Epidemiologic and laboratory studies suggest a possible role for tomato products, a rich source of the carotenoid lycopene, in the prevention of certain cancers and cardiovascular disease. Lycopene is consumed primarily as the all-trans-isomer, but the majority of lycopene in blood and tissue exists as a variety of cis-isomers. Specific isomers may be involved in different biological reactions, and patterns of isomers may provide insight into the risk or pathogenesis of disease processes. Total lycopene concentration and the concentrations of the cis- and trans-lycopene isomers were measured by HPLC in plasma samples taken 3-4 y apart from 144 mostly nonsmoking male participants in the Health Professionals Follow-up Study. Correlations between plasma concentrations determined 3-4 y apart ranged from 0.55 (all-trans-isomer) to 0.70 (cis-isomer 5 -cis) (P < 0.001). For total lycopene, the correlation was 0.63 (P < 0.001). Total cis-lycopene contributed ∼67% of total lycopene (range 50-79%). At each time point, the various lycopene isomer concentrations were highly correlated with one another with Spearman correlation coefficients ranging from 0.90 to 0.99 (P < 0.001). Plasma concentrations of total lycopene and its most abundant isomers in samples taken 3-4 y apart were strongly correlated, indicating that dietary patterns and metabolic processes defining lycopene concentrations are stable over time. Because the patterns of lycopene isomers showed limited between-person variability, our results suggest that measuring specific lycopene isomers in epidemiologic studies may not provide additional information beyond that provided by total lycopene concentration. Single plasma samples quantitating plasma lycopene are a valid predictor of long-term exposure for epidemiologic studies.

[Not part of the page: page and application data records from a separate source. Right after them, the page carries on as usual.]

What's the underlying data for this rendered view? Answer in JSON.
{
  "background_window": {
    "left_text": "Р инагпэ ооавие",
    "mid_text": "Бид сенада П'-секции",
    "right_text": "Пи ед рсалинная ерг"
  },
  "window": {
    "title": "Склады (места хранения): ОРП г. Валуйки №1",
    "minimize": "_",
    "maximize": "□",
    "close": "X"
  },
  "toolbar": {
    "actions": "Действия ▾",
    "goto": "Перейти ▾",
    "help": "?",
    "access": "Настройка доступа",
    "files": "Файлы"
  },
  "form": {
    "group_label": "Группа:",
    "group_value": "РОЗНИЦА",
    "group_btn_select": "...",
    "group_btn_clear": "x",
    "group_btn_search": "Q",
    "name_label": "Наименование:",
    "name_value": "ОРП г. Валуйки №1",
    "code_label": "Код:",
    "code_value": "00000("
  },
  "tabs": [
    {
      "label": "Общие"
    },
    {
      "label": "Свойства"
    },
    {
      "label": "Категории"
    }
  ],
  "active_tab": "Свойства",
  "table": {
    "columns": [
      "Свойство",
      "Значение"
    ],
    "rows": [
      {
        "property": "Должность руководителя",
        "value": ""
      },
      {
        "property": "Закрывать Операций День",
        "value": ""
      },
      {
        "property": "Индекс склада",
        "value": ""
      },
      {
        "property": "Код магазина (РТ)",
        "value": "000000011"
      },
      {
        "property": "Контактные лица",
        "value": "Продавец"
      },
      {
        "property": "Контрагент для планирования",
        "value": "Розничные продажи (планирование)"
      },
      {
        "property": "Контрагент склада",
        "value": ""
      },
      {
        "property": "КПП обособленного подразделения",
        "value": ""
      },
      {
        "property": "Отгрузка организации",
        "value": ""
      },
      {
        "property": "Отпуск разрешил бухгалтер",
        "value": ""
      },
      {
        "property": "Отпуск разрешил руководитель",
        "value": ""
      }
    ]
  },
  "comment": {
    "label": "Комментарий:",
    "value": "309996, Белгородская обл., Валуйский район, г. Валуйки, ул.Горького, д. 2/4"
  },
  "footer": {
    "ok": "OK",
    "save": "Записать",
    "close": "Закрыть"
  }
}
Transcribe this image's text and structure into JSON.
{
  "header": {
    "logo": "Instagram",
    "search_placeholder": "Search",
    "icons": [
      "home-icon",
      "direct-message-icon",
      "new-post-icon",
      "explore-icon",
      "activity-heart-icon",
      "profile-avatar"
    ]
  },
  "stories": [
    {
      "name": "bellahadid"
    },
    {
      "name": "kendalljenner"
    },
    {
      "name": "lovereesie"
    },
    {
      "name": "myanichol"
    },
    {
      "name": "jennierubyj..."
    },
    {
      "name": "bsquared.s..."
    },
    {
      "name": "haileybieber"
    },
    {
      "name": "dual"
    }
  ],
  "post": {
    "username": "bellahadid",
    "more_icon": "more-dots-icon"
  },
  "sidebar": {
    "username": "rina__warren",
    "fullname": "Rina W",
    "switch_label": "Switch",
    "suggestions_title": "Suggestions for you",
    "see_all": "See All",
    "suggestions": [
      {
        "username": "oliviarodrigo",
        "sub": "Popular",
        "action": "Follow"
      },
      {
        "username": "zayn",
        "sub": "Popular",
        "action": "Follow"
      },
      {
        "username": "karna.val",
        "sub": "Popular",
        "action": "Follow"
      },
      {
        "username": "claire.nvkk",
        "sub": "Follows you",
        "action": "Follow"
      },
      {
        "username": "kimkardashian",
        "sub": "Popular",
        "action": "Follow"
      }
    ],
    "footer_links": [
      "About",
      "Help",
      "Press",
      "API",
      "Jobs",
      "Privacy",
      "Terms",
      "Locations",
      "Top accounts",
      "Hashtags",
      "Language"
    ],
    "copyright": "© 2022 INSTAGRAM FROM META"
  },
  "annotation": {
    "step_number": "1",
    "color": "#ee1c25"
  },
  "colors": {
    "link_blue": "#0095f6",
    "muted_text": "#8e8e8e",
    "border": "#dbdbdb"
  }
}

|Original language||English (US)|
|Number of pages||7|
|Journal||Journal of Nutrition|
|State||Published - Jun 1 2003|
ASJC Scopus subject areas
- Medicine (miscellaneous)
- Nutrition and Dietetics